The operations and maintenance building will be located in the port of Sassnitz, with whom the company has signed a lease agreement.

This development of this project will create high-quality jobs along the entire value chain of the offshore wind sector, which has significant potential for growth, while helping to reindustrialise and modernise shipyards all over the continent.

The company was awarded this project in April 2018 in a second offshore tender launched by the Federal Networks Agency (Bundesnetzagentur), and it has now finalised the geotechnical and geophysical survey — worth more than 10 million euros —, essential to the construction and commissioning of this renewable plant.

All the necessary formalities for designing and acquiring the main components are progressing according to the schedule.


The Baltic Sea holds an incredible potential of 93,000 MW for offshore wind in Europe.

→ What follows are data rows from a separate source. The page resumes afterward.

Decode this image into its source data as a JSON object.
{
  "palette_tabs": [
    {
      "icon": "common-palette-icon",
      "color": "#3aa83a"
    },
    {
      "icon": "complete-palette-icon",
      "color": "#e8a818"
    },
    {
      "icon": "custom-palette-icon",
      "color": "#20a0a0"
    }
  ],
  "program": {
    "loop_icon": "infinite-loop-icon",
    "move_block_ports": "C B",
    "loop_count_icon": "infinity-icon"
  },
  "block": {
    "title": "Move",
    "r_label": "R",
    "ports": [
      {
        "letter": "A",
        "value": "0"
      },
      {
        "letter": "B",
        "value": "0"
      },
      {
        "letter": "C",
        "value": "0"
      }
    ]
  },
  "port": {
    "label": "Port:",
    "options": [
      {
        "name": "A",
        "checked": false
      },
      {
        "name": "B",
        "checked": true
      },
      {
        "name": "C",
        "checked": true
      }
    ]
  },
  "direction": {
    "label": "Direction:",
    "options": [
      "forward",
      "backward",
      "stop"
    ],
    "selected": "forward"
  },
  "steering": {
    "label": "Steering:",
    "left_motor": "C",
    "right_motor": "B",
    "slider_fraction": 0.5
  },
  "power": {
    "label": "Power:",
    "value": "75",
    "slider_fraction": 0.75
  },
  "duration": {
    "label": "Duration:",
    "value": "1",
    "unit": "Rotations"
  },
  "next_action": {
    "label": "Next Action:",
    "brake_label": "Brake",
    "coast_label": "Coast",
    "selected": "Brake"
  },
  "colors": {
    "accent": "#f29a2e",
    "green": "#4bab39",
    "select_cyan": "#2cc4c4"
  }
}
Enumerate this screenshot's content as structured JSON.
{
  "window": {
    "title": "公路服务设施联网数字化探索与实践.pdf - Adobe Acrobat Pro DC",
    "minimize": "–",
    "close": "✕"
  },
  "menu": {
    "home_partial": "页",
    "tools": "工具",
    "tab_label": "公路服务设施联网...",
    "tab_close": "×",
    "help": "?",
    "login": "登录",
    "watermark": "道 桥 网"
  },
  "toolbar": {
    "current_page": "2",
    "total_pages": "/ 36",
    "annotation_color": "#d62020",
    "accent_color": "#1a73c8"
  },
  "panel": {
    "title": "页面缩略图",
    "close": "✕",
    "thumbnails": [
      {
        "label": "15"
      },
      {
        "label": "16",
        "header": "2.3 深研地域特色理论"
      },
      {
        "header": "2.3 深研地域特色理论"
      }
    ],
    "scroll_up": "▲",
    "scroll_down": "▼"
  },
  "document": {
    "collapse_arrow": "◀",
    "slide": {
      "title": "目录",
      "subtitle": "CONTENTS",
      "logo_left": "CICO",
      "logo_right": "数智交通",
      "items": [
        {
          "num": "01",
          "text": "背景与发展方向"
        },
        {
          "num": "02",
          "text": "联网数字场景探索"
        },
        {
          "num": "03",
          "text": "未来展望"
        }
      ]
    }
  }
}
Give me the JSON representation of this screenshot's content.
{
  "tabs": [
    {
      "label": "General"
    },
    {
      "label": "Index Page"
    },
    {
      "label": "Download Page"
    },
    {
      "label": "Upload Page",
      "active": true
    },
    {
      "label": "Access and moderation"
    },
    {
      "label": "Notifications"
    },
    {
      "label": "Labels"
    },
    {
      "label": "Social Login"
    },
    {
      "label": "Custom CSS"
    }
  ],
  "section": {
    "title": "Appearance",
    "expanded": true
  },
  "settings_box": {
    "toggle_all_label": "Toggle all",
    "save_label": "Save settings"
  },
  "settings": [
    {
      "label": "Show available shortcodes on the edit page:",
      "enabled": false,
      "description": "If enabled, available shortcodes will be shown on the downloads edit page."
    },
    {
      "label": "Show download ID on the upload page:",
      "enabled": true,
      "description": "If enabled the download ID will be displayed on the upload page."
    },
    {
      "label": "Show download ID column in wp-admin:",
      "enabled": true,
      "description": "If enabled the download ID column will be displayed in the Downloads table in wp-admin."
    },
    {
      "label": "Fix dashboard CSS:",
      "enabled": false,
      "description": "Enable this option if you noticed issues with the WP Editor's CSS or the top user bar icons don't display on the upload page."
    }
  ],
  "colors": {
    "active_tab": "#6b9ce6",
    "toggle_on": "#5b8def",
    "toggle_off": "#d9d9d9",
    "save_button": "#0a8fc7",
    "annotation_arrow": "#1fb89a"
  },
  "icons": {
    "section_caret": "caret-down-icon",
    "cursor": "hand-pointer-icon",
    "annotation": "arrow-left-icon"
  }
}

Alongside Germany, several countries, such as Poland, Sweden and Estonia are exploring new opportunities for offshore wind developments.

Baltic Eagle represents the second large offshore initiative promoted by the Iberdrola group in Germany, after the commissioning of the Wikinger offshore wind farm (350 MW) at the end of 2017. The company also has another offshore installation currently in development in Germany: Wikinger Süd (10 MW). These three wind farms, located next to the island of Rügen, will give rise to the largest offshore wind complex in the Baltic Sea, with a total installed capacity of 836 MW and a joint investment of €2.5 billion.

Baltic Eagle and Wikinger, with a combined capacity of 826 MW, will comprise the heart of the Baltic Sea Hub, which will act as a centre for offshore and onshore services, as well as provide local content for Iberdrola's projects in the Germany and the Baltic coastal countries. They will be able to produce enough energy to meet 45 % of the total electricity consumption of the state of Mecklenburg-West Pomerania and prevent the emission of 1.65 million tonnes of CO2 per year, thus contributing to meeting the emission reduction targets set by Germany.

In addition, the company has submitted a bid for the construction of a new farm in this sea: Windanker, with the idea of expanding this hub to more than 1 GW by the end of 2026.